» **Brief**: Look below and pull out each line with the word "name".

» **Records provided**:
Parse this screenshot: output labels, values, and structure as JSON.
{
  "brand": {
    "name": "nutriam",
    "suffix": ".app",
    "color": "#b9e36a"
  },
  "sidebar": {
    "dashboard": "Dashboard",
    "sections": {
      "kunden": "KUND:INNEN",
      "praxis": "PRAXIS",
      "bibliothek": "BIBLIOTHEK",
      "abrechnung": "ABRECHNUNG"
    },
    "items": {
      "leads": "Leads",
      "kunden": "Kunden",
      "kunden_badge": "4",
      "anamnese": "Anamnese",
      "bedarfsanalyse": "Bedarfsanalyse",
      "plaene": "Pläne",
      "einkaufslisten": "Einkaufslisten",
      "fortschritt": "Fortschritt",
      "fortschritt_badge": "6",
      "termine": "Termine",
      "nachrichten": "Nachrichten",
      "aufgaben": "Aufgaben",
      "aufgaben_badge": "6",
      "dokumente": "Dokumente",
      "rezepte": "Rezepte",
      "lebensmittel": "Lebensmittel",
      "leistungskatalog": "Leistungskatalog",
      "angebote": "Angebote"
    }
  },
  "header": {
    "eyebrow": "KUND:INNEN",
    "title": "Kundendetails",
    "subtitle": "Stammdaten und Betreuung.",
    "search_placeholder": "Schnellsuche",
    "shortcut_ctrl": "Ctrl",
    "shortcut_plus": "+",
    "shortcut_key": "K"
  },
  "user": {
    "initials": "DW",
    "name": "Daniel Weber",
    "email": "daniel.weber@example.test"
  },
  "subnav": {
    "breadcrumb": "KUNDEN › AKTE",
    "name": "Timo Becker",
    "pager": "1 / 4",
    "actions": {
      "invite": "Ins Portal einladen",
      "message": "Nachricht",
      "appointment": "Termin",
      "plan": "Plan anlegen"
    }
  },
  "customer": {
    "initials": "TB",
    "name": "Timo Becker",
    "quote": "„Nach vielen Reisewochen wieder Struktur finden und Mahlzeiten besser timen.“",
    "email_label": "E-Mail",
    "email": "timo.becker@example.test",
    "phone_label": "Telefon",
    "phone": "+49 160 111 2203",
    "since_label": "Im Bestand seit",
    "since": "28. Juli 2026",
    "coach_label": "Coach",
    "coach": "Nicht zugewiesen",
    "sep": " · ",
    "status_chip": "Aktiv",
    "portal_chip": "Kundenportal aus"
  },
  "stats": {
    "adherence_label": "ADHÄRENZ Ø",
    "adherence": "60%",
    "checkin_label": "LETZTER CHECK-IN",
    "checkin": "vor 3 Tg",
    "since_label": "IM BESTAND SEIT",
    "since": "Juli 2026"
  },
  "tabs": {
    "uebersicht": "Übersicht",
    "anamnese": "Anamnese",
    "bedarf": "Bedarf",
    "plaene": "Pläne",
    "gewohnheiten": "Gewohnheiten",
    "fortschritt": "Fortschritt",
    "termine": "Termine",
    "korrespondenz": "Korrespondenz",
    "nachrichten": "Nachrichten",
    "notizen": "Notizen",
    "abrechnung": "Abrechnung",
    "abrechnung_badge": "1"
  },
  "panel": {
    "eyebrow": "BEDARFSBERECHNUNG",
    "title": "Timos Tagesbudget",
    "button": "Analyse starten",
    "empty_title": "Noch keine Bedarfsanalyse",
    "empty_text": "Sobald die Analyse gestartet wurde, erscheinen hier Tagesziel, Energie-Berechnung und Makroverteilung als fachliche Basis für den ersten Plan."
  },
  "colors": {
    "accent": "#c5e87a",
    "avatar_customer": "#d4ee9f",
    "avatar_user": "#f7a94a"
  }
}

» **Written solution**:
    "name": "nutriam",
    "name": "Daniel Weber",
    "name": "Timo Becker",
    "name": "Timo Becker",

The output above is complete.